» **What the task asks**:
Set every entry down again precisely.

Entries from a dataset of interfaces:
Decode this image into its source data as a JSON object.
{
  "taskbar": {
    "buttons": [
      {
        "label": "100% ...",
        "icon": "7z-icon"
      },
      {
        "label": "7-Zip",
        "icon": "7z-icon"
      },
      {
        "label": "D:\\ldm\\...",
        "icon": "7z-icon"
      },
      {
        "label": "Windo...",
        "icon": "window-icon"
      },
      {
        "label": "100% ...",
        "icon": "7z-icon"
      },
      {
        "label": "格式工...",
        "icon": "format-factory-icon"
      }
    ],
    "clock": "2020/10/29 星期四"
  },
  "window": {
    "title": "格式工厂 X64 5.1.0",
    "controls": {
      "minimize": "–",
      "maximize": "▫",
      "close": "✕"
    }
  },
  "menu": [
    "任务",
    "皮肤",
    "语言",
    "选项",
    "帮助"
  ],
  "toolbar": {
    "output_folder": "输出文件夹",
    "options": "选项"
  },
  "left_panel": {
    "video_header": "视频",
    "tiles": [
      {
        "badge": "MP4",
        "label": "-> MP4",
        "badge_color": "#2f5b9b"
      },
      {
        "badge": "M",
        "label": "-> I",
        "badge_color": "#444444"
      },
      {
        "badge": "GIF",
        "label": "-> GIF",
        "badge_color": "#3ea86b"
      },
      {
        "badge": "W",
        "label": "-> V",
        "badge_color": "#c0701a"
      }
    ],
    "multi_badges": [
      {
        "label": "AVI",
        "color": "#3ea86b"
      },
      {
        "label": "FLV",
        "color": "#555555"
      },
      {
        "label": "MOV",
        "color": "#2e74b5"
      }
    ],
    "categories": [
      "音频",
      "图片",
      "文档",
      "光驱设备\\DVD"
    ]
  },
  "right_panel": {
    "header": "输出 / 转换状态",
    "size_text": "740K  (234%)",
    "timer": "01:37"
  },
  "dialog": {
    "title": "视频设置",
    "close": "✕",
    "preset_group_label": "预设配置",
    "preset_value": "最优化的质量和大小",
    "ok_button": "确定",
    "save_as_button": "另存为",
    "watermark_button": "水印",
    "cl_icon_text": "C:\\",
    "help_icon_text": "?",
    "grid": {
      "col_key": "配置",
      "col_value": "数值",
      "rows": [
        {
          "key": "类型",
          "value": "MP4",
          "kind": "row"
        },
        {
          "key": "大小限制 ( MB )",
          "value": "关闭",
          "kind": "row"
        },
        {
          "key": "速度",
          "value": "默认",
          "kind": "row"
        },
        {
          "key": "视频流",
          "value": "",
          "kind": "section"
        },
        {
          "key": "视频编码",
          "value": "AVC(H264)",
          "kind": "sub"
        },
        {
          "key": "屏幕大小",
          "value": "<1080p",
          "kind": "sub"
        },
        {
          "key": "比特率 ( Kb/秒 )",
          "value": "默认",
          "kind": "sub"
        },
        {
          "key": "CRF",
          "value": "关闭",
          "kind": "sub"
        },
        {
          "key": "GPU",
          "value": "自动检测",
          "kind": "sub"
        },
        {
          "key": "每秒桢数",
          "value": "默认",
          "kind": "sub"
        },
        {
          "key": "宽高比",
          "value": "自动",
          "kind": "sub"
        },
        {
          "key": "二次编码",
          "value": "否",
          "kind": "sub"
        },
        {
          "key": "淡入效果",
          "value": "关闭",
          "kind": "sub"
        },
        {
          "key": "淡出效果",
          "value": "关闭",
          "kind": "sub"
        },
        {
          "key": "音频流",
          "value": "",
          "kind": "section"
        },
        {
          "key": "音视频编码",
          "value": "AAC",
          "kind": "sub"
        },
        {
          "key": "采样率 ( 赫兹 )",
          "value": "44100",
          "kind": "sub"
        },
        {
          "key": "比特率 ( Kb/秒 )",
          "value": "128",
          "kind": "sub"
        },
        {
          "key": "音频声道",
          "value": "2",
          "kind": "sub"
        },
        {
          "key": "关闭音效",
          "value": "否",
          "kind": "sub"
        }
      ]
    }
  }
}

» **Output of the exercise**:
Decode this image into its source data as a JSON object.
{
  "taskbar": {
    "buttons": [
      {
        "label": "100% ...",
        "icon": "7z-icon"
      },
      {
        "label": "7-Zip",
        "icon": "7z-icon"
      },
      {
        "label": "D:\\ldm\\...",
        "icon": "7z-icon"
      },
      {
        "label": "Windo...",
        "icon": "window-icon"
      },
      {
        "label": "100% ...",
        "icon": "7z-icon"
      },
      {
        "label": "格式工...",
        "icon": "format-factory-icon"
      }
    ],
    "clock": "2020/10/29 星期四"
  },
  "window": {
    "title": "格式工厂 X64 5.1.0",
    "controls": {
      "minimize": "–",
      "maximize": "▫",
      "close": "✕"
    }
  },
  "menu": [
    "任务",
    "皮肤",
    "语言",
    "选项",
    "帮助"
  ],
  "toolbar": {
    "output_folder": "输出文件夹",
    "options": "选项"
  },
  "left_panel": {
    "video_header": "视频",
    "tiles": [
      {
        "badge": "MP4",
        "label": "-> MP4",
        "badge_color": "#2f5b9b"
      },
      {
        "badge": "M",
        "label": "-> I",
        "badge_color": "#444444"
      },
      {
        "badge": "GIF",
        "label": "-> GIF",
        "badge_color": "#3ea86b"
      },
      {
        "badge": "W",
        "label": "-> V",
        "badge_color": "#c0701a"
      }
    ],
    "multi_badges": [
      {
        "label": "AVI",
        "color": "#3ea86b"
      },
      {
        "label": "FLV",
        "color": "#555555"
      },
      {
        "label": "MOV",
        "color": "#2e74b5"
      }
    ],
    "categories": [
      "音频",
      "图片",
      "文档",
      "光驱设备\\DVD"
    ]
  },
  "right_panel": {
    "header": "输出 / 转换状态",
    "size_text": "740K  (234%)",
    "timer": "01:37"
  },
  "dialog": {
    "title": "视频设置",
    "close": "✕",
    "preset_group_label": "预设配置",
    "preset_value": "最优化的质量和大小",
    "ok_button": "确定",
    "save_as_button": "另存为",
    "watermark_button": "水印",
    "cl_icon_text": "C:\\",
    "help_icon_text": "?",
    "grid": {
      "col_key": "配置",
      "col_value": "数值",
      "rows": [
        {
          "key": "类型",
          "value": "MP4",
          "kind": "row"
        },
        {
          "key": "大小限制 ( MB )",
          "value": "关闭",
          "kind": "row"
        },
        {
          "key": "速度",
          "value": "默认",
          "kind": "row"
        },
        {
          "key": "视频流",
          "value": "",
          "kind": "section"
        },
        {
          "key": "视频编码",
          "value": "AVC(H264)",
          "kind": "sub"
        },
        {
          "key": "屏幕大小",
          "value": "<1080p",
          "kind": "sub"
        },
        {
          "key": "比特率 ( Kb/秒 )",
          "value": "默认",
          "kind": "sub"
        },
        {
          "key": "CRF",
          "value": "关闭",
          "kind": "sub"
        },
        {
          "key": "GPU",
          "value": "自动检测",
          "kind": "sub"
        },
        {
          "key": "每秒桢数",
          "value": "默认",
          "kind": "sub"
        },
        {
          "key": "宽高比",
          "value": "自动",
          "kind": "sub"
        },
        {
          "key": "二次编码",
          "value": "否",
          "kind": "sub"
        },
        {
          "key": "淡入效果",
          "value": "关闭",
          "kind": "sub"
        },
        {
          "key": "淡出效果",
          "value": "关闭",
          "kind": "sub"
        },
        {
          "key": "音频流",
          "value": "",
          "kind": "section"
        },
        {
          "key": "音视频编码",
          "value": "AAC",
          "kind": "sub"
        },
        {
          "key": "采样率 ( 赫兹 )",
          "value": "44100",
          "kind": "sub"
        },
        {
          "key": "比特率 ( Kb/秒 )",
          "value": "128",
          "kind": "sub"
        },
        {
          "key": "音频声道",
          "value": "2",
          "kind": "sub"
        },
        {
          "key": "关闭音效",
          "value": "否",
          "kind": "sub"
        }
      ]
    }
  }
}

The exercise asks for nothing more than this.